On 26 April, the Kuala Lumpur High Court sentenced Siti Noor Aishah to five years’ imprisonment for possession of 12 books, under a sweeping provision of the SOSMA prohibiting the possession, custody or control of any item associated with any terrorist group or the commission of a terrorist act.4 The books owned by Siti Noor Aishah had not been banned, which raised further concerns about the arbitrary nature of the law and the way it was applied.
Police and security forces
Impunity for deaths in custody and excessive use of force and firearms persisted. There were at least five deaths in custody during the year. They included S. Balamurugan who, according to cellmates, was beaten by police during interrogation. A magistrate had earlier ordered that he be released and given medical attention. No police investigation into his death was known to have been carried out.
The death penalty continued to be retained as the mandatory punishment for offences including drug trafficking, murder and discharge of firearms with intent to kill or harm in certain circumstances. Executions continued to be carried out during the year and there remained no established procedure for notification of scheduled executions.5 In November, Parliament amended the Dangerous Drugs Act, providing the judiciary with discretion on the mandatory death penalty in the event the accused is a drug courier and has co-operated with law enforcement in “disrupting drug trafficking activities”. The provision included a mandatory 15 whip lashes.
Rights of lesbian, gay, bisexual, transgender and intersex people
Discrimination against LGBTI people continued both in law and practice. Section 377A of the Penal Code criminalizes consensual sexual relations between adult men. In June, the Health Ministry received local and international criticism for its decision to launch a video competition for teenagers on how to “prevent gender confusion” which included “gay, lesbian, transgender, transvestite and tomboy”. The wording was subsequently removed.
Torture and other ill-treatment
In July, Kelantan state assembly passed amendments to the Syariah Criminal Procedure Enactment 2002 which would allow caning of criminals to be carried out in public. Torture is not adequately defined or prohibited in the state Syariah Criminal Code or the Malaysian Penal Code.
- Malaysia: Open-ended travel bans violate the rights of human rights defenders (ASA 28/6697/2017)
- Malaysia: Bangladeshi human rights activist detained (News story, 20 July)
- Malaysia: End harassment of Indigenous rights defenders (ASA 28/5549/2017)
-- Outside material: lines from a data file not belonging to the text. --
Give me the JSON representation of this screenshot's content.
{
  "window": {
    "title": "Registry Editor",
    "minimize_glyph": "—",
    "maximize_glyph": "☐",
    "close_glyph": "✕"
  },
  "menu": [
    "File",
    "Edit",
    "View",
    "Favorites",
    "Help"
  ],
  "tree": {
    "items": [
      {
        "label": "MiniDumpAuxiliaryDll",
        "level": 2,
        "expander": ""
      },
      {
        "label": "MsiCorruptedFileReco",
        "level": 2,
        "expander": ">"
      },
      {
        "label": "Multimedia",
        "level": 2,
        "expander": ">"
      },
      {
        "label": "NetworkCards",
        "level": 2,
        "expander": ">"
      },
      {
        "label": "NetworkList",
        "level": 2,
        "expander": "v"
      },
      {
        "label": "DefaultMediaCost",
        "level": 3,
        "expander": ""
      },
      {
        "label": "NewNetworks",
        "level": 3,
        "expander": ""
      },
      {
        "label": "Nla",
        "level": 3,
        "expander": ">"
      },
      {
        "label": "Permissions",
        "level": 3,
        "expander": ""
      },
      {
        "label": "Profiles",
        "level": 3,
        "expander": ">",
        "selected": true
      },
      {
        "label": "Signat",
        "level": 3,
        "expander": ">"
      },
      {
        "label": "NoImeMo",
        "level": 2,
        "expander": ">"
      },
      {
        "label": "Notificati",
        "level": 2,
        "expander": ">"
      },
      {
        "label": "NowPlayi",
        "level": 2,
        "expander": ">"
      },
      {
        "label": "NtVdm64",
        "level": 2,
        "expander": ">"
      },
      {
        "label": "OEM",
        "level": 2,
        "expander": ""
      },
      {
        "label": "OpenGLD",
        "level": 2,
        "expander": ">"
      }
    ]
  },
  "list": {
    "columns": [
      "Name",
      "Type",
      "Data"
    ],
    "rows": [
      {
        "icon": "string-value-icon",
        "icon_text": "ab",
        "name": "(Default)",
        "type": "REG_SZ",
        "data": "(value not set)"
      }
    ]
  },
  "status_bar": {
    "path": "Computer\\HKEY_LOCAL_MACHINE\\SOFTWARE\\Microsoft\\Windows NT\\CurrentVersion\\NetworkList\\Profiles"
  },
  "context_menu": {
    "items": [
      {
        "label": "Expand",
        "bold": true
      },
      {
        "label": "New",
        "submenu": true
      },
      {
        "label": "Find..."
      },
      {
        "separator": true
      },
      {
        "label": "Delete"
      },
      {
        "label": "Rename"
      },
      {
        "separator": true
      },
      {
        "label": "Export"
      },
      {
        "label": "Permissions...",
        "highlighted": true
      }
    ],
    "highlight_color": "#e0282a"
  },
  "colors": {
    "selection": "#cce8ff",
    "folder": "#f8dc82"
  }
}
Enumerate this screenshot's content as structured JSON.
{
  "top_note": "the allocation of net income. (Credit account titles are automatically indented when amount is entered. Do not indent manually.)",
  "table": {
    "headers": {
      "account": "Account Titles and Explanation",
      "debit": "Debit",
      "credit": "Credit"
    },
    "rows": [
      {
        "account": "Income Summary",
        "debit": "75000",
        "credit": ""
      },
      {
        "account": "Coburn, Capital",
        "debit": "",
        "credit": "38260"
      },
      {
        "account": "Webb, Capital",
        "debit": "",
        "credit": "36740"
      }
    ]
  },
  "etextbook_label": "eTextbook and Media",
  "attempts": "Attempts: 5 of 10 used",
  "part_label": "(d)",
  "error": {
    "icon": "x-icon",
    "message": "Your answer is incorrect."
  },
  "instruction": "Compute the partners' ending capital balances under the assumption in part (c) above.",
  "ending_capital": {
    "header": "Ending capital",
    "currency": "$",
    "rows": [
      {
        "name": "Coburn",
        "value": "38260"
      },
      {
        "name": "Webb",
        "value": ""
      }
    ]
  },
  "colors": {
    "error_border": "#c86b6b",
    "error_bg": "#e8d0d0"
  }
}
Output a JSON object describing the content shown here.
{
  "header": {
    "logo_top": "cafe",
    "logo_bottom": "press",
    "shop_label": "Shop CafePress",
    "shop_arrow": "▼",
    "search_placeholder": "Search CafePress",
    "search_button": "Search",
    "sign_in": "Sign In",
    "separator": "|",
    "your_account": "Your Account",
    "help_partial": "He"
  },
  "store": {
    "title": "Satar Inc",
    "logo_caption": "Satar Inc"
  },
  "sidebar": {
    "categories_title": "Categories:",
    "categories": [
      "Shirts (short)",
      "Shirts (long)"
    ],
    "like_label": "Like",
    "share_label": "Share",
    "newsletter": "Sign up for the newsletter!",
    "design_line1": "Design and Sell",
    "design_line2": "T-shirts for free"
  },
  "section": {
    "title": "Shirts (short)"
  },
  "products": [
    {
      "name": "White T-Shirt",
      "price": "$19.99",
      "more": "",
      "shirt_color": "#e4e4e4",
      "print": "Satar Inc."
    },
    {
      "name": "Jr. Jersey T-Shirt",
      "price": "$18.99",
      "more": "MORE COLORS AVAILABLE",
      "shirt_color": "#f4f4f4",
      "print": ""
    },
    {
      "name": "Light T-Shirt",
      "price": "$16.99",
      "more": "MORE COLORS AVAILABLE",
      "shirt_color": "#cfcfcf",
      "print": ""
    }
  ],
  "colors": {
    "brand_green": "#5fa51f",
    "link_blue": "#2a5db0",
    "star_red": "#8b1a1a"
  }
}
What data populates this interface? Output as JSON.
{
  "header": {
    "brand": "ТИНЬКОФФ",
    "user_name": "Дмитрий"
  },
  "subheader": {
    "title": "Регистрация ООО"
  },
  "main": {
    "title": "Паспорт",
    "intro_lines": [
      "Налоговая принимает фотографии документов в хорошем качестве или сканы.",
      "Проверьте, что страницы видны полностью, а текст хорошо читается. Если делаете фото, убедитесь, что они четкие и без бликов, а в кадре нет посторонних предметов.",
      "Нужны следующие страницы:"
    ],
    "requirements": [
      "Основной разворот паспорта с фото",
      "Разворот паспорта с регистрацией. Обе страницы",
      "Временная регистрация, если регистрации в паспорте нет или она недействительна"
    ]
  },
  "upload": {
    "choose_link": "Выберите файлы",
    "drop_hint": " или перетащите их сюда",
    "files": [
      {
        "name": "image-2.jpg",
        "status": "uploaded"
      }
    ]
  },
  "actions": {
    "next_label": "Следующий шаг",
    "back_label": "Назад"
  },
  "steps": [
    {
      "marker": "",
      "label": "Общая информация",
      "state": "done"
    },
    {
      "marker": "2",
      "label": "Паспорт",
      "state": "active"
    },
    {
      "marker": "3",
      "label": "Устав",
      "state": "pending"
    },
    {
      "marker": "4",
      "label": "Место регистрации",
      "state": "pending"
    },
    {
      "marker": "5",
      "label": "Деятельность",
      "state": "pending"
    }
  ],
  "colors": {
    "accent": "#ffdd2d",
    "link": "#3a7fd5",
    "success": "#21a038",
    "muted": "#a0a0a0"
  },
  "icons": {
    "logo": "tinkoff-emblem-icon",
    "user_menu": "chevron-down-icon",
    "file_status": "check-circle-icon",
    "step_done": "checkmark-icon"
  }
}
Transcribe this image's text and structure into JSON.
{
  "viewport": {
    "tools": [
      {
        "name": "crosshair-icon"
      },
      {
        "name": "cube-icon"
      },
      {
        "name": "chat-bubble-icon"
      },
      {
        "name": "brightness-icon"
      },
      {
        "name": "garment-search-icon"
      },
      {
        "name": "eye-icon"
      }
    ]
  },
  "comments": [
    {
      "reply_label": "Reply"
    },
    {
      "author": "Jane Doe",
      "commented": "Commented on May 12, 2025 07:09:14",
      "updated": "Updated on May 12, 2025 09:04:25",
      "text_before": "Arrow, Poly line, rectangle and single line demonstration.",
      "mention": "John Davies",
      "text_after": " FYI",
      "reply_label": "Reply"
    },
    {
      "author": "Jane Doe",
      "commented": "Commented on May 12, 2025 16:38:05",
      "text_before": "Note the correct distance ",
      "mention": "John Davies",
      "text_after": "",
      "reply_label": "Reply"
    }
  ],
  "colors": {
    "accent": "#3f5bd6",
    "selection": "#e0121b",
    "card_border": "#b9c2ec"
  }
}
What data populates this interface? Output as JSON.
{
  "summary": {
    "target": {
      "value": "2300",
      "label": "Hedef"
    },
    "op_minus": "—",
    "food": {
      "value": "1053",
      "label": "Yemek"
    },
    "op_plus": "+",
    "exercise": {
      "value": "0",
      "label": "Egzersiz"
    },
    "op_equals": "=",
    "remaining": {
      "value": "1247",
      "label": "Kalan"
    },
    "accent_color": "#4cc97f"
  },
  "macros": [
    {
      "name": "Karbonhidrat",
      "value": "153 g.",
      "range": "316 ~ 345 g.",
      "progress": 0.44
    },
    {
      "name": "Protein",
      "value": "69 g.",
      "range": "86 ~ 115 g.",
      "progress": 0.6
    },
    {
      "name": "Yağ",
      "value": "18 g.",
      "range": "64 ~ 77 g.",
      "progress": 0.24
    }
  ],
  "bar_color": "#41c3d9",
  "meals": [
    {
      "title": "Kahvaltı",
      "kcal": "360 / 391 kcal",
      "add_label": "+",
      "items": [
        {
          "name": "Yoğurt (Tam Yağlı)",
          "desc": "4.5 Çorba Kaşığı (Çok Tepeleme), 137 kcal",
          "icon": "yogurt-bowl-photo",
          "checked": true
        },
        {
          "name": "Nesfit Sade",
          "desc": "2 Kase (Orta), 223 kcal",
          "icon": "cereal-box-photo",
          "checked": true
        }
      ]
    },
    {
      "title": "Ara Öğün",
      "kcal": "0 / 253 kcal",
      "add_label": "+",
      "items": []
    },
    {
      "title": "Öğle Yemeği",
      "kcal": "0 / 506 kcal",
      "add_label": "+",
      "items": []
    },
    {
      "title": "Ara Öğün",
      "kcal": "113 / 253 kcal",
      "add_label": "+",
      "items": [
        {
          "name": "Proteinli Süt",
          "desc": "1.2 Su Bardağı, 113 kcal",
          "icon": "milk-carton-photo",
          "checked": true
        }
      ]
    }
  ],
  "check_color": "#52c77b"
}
- Malaysia: Student convicted for possession of ‘illegal’ book − Siti Noor Aishah (ASA 28/6136/2017)
- Malaysia: Stop execution of prisoners due to be hanged on Friday (News story, 23 March)